# [ABOUT THIS EXERCISE]
Where an entry below contains an image, skip the image and copy the rest exactly.

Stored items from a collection
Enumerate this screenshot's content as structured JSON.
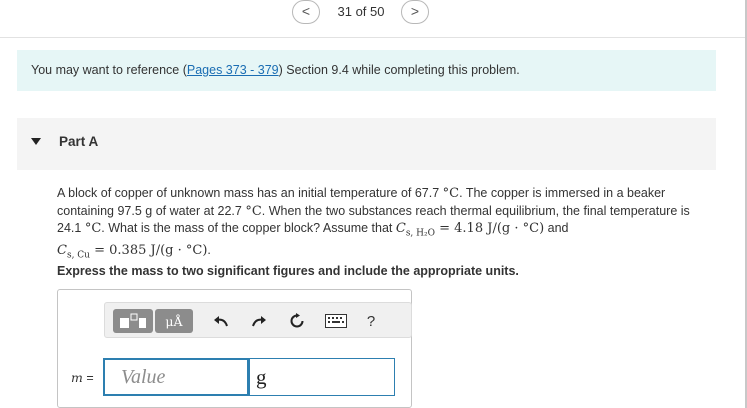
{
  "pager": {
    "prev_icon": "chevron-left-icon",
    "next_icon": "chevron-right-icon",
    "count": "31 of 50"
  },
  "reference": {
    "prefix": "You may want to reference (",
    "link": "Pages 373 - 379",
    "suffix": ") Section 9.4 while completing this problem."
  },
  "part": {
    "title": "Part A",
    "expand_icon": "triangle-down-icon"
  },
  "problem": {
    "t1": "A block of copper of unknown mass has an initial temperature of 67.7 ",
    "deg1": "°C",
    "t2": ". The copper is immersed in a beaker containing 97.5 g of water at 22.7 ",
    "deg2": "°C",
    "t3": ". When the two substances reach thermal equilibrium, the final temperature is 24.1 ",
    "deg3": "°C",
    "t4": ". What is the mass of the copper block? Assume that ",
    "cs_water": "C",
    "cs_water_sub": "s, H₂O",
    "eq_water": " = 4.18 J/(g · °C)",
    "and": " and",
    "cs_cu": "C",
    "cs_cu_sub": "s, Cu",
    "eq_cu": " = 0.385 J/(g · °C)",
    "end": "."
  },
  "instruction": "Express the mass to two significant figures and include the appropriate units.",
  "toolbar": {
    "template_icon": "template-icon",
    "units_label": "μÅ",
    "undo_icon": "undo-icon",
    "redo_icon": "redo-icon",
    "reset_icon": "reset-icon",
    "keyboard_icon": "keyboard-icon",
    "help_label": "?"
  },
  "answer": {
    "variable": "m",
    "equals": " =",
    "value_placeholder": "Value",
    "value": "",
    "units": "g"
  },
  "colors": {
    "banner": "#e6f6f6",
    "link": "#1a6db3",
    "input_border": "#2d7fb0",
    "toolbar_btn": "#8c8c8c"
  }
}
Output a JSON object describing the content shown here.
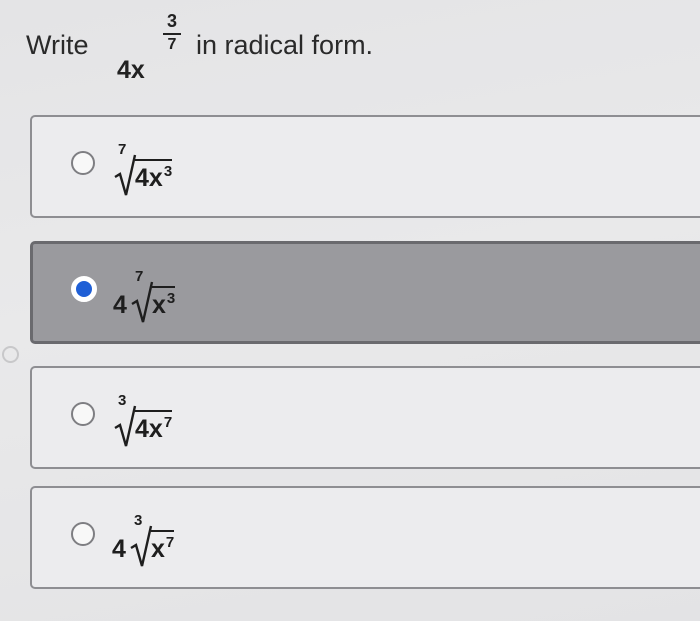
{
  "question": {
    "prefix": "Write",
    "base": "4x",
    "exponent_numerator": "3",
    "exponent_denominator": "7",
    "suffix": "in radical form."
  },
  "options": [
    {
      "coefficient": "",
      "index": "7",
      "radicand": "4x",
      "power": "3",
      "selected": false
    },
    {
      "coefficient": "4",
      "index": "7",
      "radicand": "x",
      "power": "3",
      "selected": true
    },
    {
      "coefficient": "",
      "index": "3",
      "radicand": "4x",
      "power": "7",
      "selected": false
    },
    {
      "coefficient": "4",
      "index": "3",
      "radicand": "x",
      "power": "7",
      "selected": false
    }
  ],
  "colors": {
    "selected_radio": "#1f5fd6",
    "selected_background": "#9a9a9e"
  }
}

# [SOLUTION FOR THIS EXERCISE]
Enumerate this screenshot's content as structured JSON.
{
  "pager": {
    "prev_icon": "chevron-left-icon",
    "next_icon": "chevron-right-icon",
    "count": "31 of 50"
  },
  "reference": {
    "prefix": "You may want to reference (",
    "link": "Pages 373 - 379",
    "suffix": ") Section 9.4 while completing this problem."
  },
  "part": {
    "title": "Part A",
    "expand_icon": "triangle-down-icon"
  },
  "problem": {
    "t1": "A block of copper of unknown mass has an initial temperature of 67.7 ",
    "deg1": "°C",
    "t2": ". The copper is immersed in a beaker containing 97.5 g of water at 22.7 ",
    "deg2": "°C",
    "t3": ". When the two substances reach thermal equilibrium, the final temperature is 24.1 ",
    "deg3": "°C",
    "t4": ". What is the mass of the copper block? Assume that ",
    "cs_water": "C",
    "cs_water_sub": "s, H₂O",
    "eq_water": " = 4.18 J/(g · °C)",
    "and": " and",
    "cs_cu": "C",
    "cs_cu_sub": "s, Cu",
    "eq_cu": " = 0.385 J/(g · °C)",
    "end": "."
  },
  "instruction": "Express the mass to two significant figures and include the appropriate units.",
  "toolbar": {
    "template_icon": "template-icon",
    "units_label": "μÅ",
    "undo_icon": "undo-icon",
    "redo_icon": "redo-icon",
    "reset_icon": "reset-icon",
    "keyboard_icon": "keyboard-icon",
    "help_label": "?"
  },
  "answer": {
    "variable": "m",
    "equals": " =",
    "value_placeholder": "Value",
    "value": "",
    "units": "g"
  },
  "colors": {
    "banner": "#e6f6f6",
    "link": "#1a6db3",
    "input_border": "#2d7fb0",
    "toolbar_btn": "#8c8c8c"
  }
}
Output a JSON object describing the content shown here.
{
  "question": {
    "prefix": "Write",
    "base": "4x",
    "exponent_numerator": "3",
    "exponent_denominator": "7",
    "suffix": "in radical form."
  },
  "options": [
    {
      "coefficient": "",
      "index": "7",
      "radicand": "4x",
      "power": "3",
      "selected": false
    },
    {
      "coefficient": "4",
      "index": "7",
      "radicand": "x",
      "power": "3",
      "selected": true
    },
    {
      "coefficient": "",
      "index": "3",
      "radicand": "4x",
      "power": "7",
      "selected": false
    },
    {
      "coefficient": "4",
      "index": "3",
      "radicand": "x",
      "power": "7",
      "selected": false
    }
  ],
  "colors": {
    "selected_radio": "#1f5fd6",
    "selected_background": "#9a9a9e"
  }
}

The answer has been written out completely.